I usually try to be grateful. I’ve done one of those Gratefulness Journals. I try to be the one who lets you merge into traffic or hands the cashier money when someone is short. I really try to do the Pay It Forward thing. But I’m still stuck on Angry. Can I learn to be Grateful about this? I took a class a while back on Cultivating Kindness. They said you can actually learn to increase the kindness in your life. I tried and I think it worked. Once you are conscious of the everyday opportunities life gives you to perform an act of kindness, it’s not difficult to find a good thing to do everyday. Can this work for Gratefulness?
I know for sure that Grateful and Kind feels a lot nicer that Angry and Bitter. But how do I get there?

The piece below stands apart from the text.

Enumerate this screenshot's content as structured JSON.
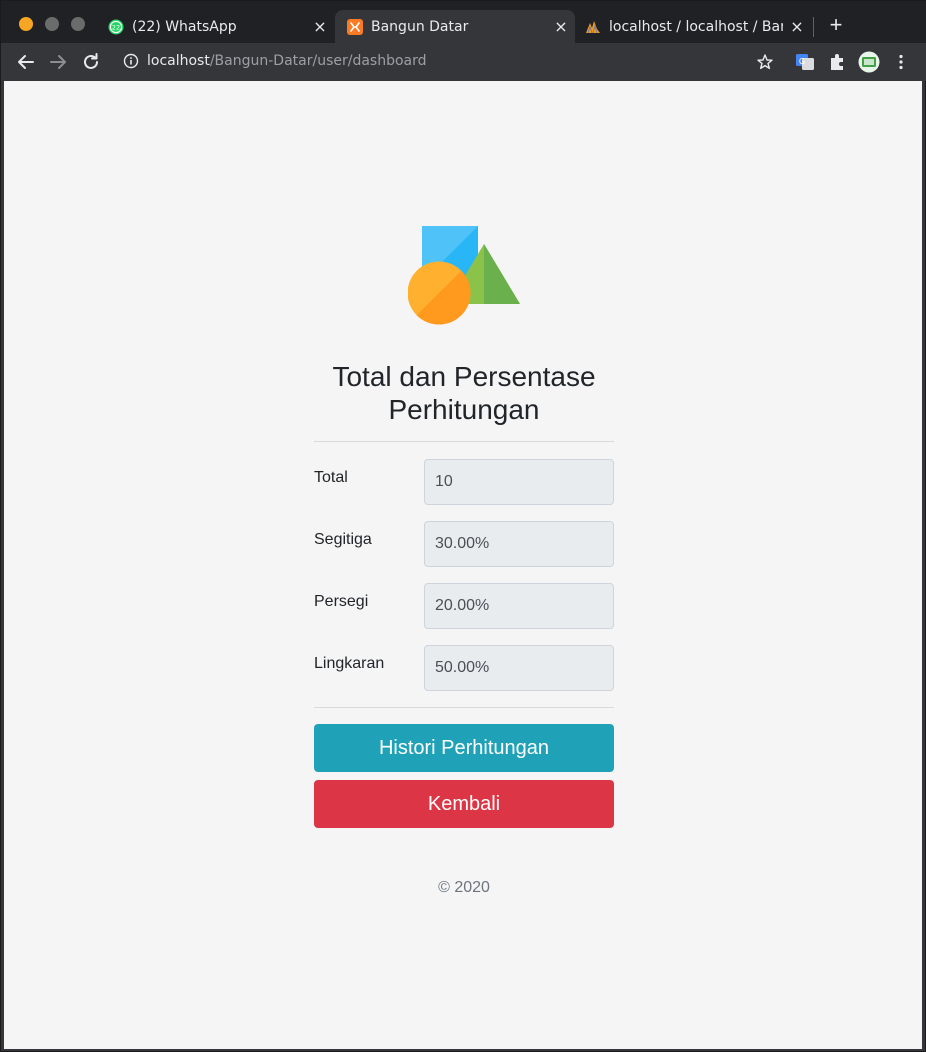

This is what I have so far. Meditation helps calm my anger. (for my Catholic friends- it feels like when we say the Rosary) I can’t be calm and angry at the same time. My friends and family that took such good care of me help settle down the bitterness. It’s difficult to feel love and bitterness at the same time. Kind of like that you can’t be really sad and dance at the same time. You can’t be angry and hold a puppy, you get the idea. At least I can’t. So I am meditating. I am doing the Gratefulness Journal again. I am concentrating on growing new cardiac blood vessels when I am working in cardiac rehab.
Since I can’t go around holding puppy all day (but wouldn’t be cool if I could?) I guess I have to keep working at it.
Update: I sat down next to a woman my age in rehab the this week. She is new to the group and waved when she saw me. Then she said had mistaken me for someone else and apologized. We started to talk. I told her all about my situation. She listened with patiently and touched my arm in understanding. I felt like she really heard me.
She had a big easy smile and looked great. Eventually I asked what brought her to cardiac rehab. She told me she was waiting for a heart transplant. The doctors wanted to get her stronger in case she got lucky and a new heart became available. Then the nurse called her name. She flashed that big smile and went up to get checked in.
It hit me like a tidal wave.
I sat silently, feeling her words.
I asked for Gratefulness.
I prayed for Gratefulness.
I think I just found my Gratefulness.
-You only live once, but if you do it right, once is enough. – Mae West